Samuel Beckett has given us some of the most unforgettable theatrical creations of the last hundred years – wondrous vaudevilles of despair and loneliness. But hovering amongst his ruined world is the little voice of a little woman speaking with insistent optimism: Winnie in Happy Days.

She’s half-buried in a mound of earth. Her husband lives in a hole in the ground behind her. The sun beats down stronger every day. She has a revolver in her handbag in case it all gets too much – and often it very nearly does. But there’s always the chance that, despite all the obstacles, love might still conquer her little mountain.

If the peak of an actress’ career is to be buried up to her neck in a mound of dirt and still glory in life, then who but Julie Forsyth is up to the task? Malthouse Melbourne’s Artistic Director and Company B prodigal son Michael Kantor directed.

Then they came to Belvoir St for this tour de force of tragic clowning.


Peter Carroll
Julie Forsyth


By Samuel Beckett
Director Michael Kantor
Set & Costume Designer Anna Cordingley
Lighting Designer Paul Jackson
Production Dramaturg Maryanne Lynch
Sound Designer Russell Goldsmith
Stage Manager Claire Bourke
Assistant Stage Manager Chris Richardson
Sound Operator Jeremy Silver

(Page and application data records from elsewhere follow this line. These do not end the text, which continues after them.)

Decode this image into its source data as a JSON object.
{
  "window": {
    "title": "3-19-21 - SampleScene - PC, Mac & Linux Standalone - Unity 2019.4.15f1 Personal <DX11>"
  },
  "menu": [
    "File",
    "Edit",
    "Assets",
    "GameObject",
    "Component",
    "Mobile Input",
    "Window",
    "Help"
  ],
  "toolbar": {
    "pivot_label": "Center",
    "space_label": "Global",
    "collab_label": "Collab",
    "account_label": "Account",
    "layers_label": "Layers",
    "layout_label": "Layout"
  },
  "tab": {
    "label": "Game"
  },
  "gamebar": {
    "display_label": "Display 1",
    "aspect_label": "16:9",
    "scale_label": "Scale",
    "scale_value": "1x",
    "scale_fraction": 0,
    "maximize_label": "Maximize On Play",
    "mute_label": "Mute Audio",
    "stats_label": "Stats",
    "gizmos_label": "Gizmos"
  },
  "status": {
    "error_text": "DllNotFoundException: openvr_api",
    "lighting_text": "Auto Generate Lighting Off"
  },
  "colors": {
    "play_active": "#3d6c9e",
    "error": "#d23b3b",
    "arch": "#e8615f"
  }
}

The Malthouse production – the best I’ve seen by director Michael Kantor – is a brilliant and fresh realisation of Beckett’s text, at once respectful and boldly imaginative. And, most importantly, it’s deeply felt.

The Australian Review

Forsyth – ironic, funny, despairing, heart-rendingly brave – finds every nuance in the fragile rhythms of Beckett’s prose, creating a performance of limpid clarity. Carroll crawls around the set like a broken clown, and even when not visible he is palpably present. He almost steals the show with just seven lines.

The Australian Review